“The artificial intelligence that’s required to bring these magical audio creation tools that can make you sound like you’re next to a beach or near a river, or can change your voice to sound like an alien, all of that are technologies that we’ve been building for a very long time,” she said. Another example is spatial audio, she said, adding that Facebook users will soon be able to “place people around the room so that when you listen to the content … you’re in the room with them.”
“All of these technologies take a very long time to build, and it’s something we’ve been working on obviously for many years,” said Simo. “In addition to that, I’ll say that all the investments in video over the last … five to six years, have really informed what we do with audio now.

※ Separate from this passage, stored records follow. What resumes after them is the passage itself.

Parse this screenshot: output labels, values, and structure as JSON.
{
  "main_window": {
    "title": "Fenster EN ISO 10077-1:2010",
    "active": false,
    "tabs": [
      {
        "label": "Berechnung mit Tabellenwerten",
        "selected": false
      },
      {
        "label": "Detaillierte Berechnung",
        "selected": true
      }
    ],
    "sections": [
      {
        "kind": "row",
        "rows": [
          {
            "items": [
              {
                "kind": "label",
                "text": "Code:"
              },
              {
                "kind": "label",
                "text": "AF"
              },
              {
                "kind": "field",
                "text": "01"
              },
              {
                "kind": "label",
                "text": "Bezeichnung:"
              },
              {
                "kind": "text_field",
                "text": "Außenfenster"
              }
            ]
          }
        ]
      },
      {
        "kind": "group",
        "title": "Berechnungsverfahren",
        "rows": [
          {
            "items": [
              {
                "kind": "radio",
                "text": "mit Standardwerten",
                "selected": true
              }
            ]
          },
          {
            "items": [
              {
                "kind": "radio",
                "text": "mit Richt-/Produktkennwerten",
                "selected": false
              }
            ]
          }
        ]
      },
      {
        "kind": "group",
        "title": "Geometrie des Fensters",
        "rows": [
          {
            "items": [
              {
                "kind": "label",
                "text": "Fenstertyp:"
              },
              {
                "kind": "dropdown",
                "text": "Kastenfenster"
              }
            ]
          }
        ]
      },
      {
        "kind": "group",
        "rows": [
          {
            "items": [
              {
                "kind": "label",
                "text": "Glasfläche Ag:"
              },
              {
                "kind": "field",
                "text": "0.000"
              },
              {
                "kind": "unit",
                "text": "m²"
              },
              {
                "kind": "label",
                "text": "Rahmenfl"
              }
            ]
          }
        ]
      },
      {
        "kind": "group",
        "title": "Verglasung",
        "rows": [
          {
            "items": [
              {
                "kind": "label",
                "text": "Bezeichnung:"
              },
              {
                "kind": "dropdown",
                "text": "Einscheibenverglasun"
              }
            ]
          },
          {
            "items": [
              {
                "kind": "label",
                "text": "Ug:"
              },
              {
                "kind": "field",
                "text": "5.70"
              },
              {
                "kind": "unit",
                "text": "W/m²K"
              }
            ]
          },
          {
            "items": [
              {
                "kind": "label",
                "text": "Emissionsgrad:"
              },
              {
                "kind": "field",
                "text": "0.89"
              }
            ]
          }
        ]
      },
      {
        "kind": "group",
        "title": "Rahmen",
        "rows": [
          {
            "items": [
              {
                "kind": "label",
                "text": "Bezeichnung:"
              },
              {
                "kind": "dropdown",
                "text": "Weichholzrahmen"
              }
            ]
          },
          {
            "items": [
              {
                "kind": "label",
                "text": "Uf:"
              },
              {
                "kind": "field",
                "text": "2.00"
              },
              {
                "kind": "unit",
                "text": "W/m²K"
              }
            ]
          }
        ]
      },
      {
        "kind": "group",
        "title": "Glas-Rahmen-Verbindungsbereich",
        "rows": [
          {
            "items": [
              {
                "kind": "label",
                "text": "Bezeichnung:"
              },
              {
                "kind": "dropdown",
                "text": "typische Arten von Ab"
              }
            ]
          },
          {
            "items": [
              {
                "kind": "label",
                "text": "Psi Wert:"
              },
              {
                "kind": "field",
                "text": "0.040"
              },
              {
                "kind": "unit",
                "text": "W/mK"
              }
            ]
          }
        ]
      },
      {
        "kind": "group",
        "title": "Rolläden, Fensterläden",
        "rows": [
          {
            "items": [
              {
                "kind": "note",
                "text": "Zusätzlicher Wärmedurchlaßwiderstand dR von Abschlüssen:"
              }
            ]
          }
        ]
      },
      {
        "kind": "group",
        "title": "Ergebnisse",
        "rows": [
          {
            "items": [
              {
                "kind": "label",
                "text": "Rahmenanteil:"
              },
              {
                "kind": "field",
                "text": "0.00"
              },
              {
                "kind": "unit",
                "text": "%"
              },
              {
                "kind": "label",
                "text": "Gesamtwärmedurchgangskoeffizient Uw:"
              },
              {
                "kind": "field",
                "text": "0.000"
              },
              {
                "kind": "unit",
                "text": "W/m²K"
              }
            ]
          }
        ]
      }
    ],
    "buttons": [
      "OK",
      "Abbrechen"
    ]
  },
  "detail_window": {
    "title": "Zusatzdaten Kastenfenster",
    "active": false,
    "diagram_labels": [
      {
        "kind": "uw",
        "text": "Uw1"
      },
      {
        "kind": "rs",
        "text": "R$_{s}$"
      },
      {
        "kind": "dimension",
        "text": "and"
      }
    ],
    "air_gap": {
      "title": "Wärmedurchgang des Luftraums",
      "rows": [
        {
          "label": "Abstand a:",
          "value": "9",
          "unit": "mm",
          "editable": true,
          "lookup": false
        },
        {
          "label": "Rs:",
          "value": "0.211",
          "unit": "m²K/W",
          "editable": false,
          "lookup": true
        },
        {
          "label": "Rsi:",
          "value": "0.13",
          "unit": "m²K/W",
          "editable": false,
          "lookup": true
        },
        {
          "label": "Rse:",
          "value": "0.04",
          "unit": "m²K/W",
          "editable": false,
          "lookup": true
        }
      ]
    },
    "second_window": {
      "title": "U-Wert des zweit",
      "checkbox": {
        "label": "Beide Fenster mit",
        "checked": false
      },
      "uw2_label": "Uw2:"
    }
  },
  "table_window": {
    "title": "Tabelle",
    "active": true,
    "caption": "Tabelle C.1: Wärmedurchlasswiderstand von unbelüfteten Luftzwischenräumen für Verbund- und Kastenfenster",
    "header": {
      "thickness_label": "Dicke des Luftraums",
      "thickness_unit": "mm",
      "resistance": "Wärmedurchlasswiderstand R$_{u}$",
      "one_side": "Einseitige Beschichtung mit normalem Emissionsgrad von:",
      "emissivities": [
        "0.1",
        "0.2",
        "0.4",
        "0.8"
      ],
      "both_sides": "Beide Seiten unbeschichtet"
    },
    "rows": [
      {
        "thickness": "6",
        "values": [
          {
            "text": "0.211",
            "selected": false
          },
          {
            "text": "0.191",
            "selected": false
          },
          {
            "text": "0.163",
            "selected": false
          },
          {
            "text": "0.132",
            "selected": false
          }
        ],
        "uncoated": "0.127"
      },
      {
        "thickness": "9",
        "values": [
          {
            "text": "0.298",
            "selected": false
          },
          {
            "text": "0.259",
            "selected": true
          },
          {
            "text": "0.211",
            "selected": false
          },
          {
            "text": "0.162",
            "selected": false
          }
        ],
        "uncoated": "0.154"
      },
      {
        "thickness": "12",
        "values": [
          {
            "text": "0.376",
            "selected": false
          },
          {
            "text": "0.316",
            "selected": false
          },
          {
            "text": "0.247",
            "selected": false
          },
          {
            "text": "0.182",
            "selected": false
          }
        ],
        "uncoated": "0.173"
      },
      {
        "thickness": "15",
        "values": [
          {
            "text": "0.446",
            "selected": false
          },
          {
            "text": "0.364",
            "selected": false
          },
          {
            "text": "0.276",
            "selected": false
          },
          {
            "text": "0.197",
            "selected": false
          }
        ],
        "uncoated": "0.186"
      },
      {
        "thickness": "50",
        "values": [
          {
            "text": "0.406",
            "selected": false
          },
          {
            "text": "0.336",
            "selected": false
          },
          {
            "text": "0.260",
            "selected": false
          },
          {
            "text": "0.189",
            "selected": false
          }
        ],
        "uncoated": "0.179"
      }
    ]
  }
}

We see audio as being very complementary to all the formats we already offer.”
Facebook has been known to copy products from social media rivals such as Snap, and The New York Times in February reported that the company was working on a product to compete with Clubhouse, a fast-growing San Francisco start-up that popularized real-time audio rooms.
But the buzz around Clubhouse is now being called into question.
Clubhouse became popular when people weren’t allowed to go outside as much, due to coronavirus lockdowns, but the iPhone app’s download numbers have dropped as restrictions have eased in places like the U.S. and U.K.
Simo admitted that live audio “has a lot of challenges,” but she pointed out that Facebook is launching multiple audio formats that will allow people to listen when they can.
In addition to Live Audio Rooms, which will launch this summer, Facebook is planning a short-form audio product called Soundbites. It is also working on a feature that will allow users to discover, share and listen to podcasts within the app.
The full interview will be aired on CNBC World in the coming weeks.